[Opening PROVIDED RECORDS section]

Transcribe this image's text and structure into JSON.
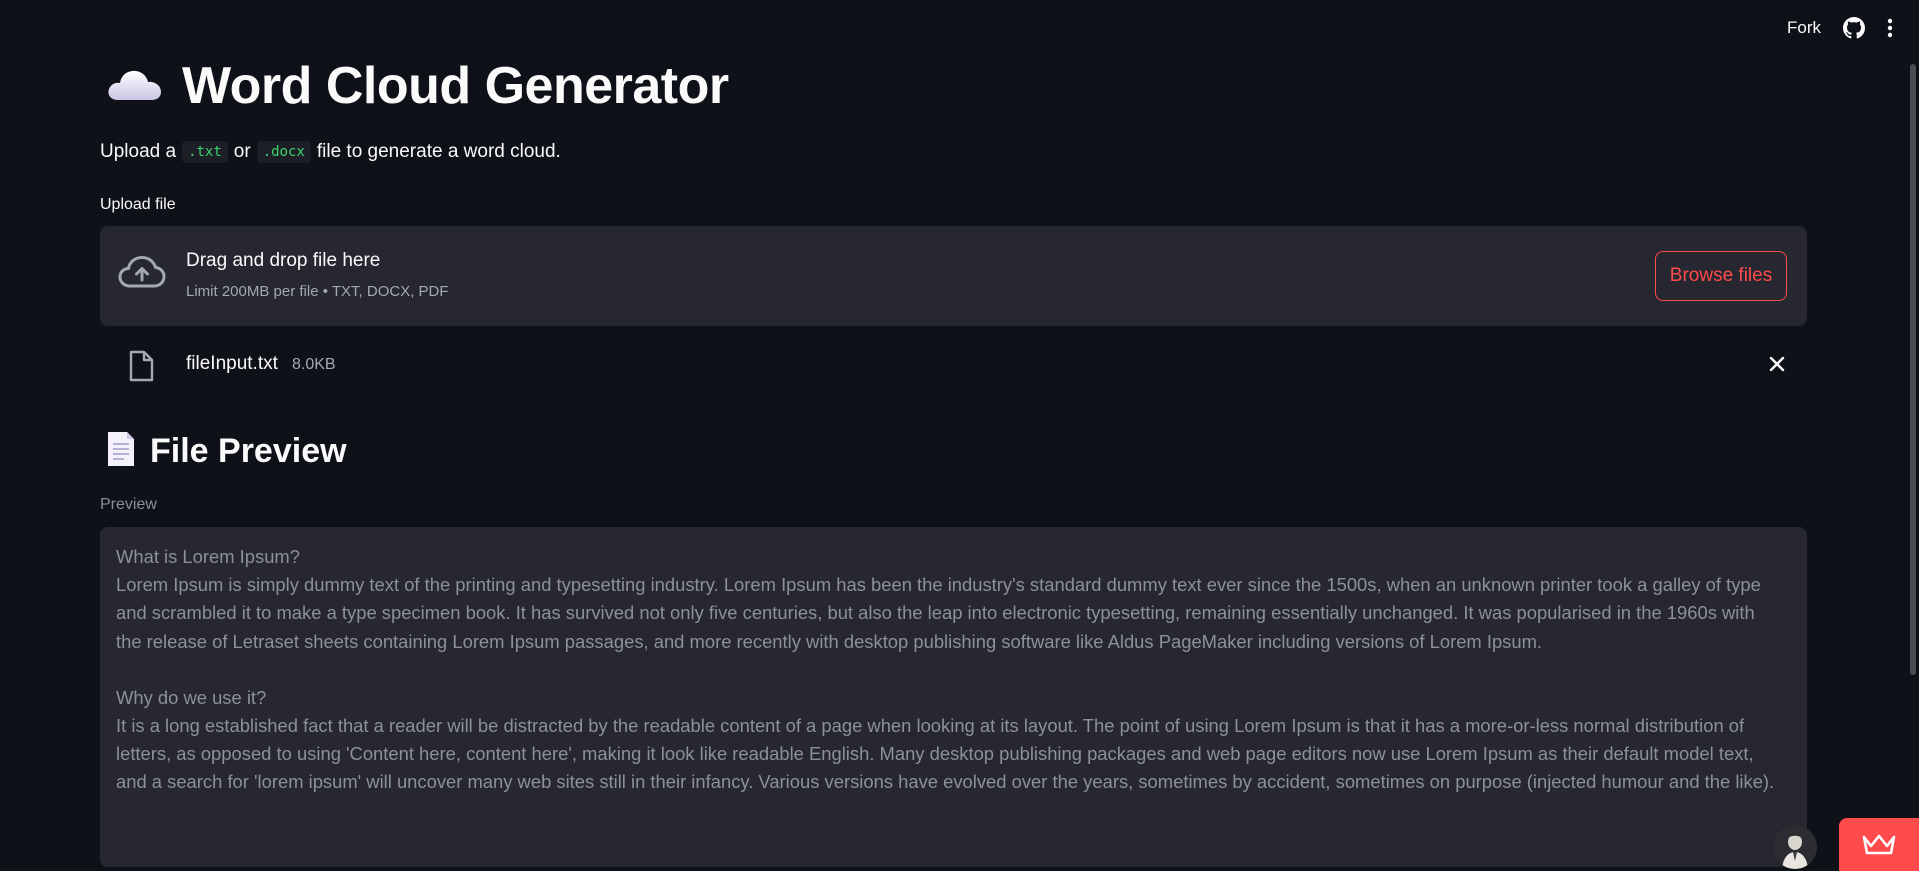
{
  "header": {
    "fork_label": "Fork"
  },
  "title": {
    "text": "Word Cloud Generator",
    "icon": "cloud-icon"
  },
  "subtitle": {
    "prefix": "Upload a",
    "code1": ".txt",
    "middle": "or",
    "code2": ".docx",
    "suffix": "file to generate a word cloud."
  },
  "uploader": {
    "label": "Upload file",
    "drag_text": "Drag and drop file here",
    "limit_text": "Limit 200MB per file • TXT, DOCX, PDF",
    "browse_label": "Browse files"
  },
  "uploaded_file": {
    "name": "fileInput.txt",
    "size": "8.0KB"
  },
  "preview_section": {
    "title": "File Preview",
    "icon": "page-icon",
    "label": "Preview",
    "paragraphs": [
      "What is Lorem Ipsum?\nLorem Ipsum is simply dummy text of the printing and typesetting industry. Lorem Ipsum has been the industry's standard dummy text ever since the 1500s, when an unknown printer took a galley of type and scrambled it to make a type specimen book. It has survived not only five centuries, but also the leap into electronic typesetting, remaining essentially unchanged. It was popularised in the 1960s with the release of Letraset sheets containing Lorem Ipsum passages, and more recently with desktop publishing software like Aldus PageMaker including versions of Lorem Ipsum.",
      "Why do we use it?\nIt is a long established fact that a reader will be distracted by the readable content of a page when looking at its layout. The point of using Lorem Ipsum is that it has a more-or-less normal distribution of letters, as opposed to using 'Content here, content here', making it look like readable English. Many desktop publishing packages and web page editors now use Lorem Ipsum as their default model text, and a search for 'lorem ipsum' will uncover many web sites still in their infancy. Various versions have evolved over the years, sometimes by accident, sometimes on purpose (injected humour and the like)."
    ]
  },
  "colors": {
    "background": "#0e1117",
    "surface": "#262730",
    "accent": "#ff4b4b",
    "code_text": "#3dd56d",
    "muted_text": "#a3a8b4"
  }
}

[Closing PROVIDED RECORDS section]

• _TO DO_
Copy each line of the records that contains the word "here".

• _RESULT OF THE TASK_
    "drag_text": "Drag and drop file here",
      "Why do we use it?\nIt is a long established fact that a reader will be distracted by the readable content of a page when looking at its layout. The point of using Lorem Ipsum is that it has a more-or-less normal distribution of letters, as opposed to using 'Content here, content here', making it look like readable English. Many desktop publishing packages and web page editors now use Lorem Ipsum as their default model text, and a search for 'lorem ipsum' will uncover many web sites still in their infancy. Various versions have evolved over the years, sometimes by accident, sometimes on purpose (injected humour and the like)."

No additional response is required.